That's the new advice from one of the leading physician groups in the country, the American Academy of Family Physicians (AAFP). It says that there's little evidence that the PSA blood test, a familiar part of many men's routine physical exams, saves lives, and good evidence that it often leads to unnecessary treatment, including surgery and radiation, both of which can leave men impotent, incontinent, or both.
That advice jibes with our recent Ratings of cancer screening tests. We gave the PSA test low Ratings for men of all ages, especially those younger than 50 or older than 70.
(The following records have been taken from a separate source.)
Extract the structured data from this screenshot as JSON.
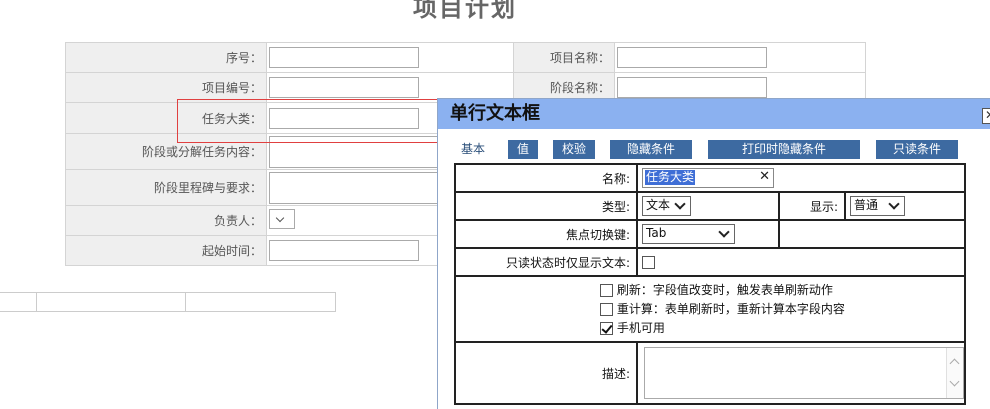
{
  "page": {
    "title": "项目计划"
  },
  "form": {
    "rows": [
      {
        "label": "序号：",
        "right_label": "项目名称："
      },
      {
        "label": "项目编号：",
        "right_label": "阶段名称："
      },
      {
        "label": "任务大类："
      },
      {
        "label": "阶段或分解任务内容："
      },
      {
        "label": "阶段里程碑与要求："
      },
      {
        "label": "负责人："
      },
      {
        "label": "起始时间："
      }
    ]
  },
  "dialog": {
    "title": "单行文本框",
    "close_icon": "✕",
    "tabs": [
      "基本",
      "值",
      "校验",
      "隐藏条件",
      "打印时隐藏条件",
      "只读条件"
    ],
    "fields": {
      "name_label": "名称:",
      "name_value": "任务大类",
      "clear_icon": "✕",
      "type_label": "类型:",
      "type_value": "文本",
      "display_label": "显示:",
      "display_value": "普通",
      "focus_label": "焦点切换键:",
      "focus_value": "Tab",
      "readonly_label": "只读状态时仅显示文本:",
      "refresh_label": "刷新：字段值改变时，触发表单刷新动作",
      "recalc_label": "重计算：表单刷新时，重新计算本字段内容",
      "mobile_label": "手机可用",
      "desc_label": "描述:"
    }
  }
}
Growing research shows that many of the cancers detected by prostate cancer screening grow so slowly that they would likely never spread beyond the gland and become deadly. But people diagnosed with prostate cancer often end up getting treated anyway, and that treatment often leads to incontinence or impotence and sometimes even deadly complications. In fact, some research suggests that as many men may die from complications of prostate cancer treatment as are saved by early diagnosis.
The AAFP is so concerned about the test that it recently added prostate cancer screening to a list of tests and treatments that doctors often recommend to patients but that aren't supported by evidence. The group says that doctors shouldn't offer the test to men unless they are willing to have a full and frank discussion with patients in which they describe the known limitations of prostate cancer screening.
The list is part of a campaign called Choosing Wisely, a program that aims to reduce waste and harm in medical care. It is led by Consumer Reports and the ABIM Foundation, a group formed by the American Board of Internal Medicine. See the AAFP's list.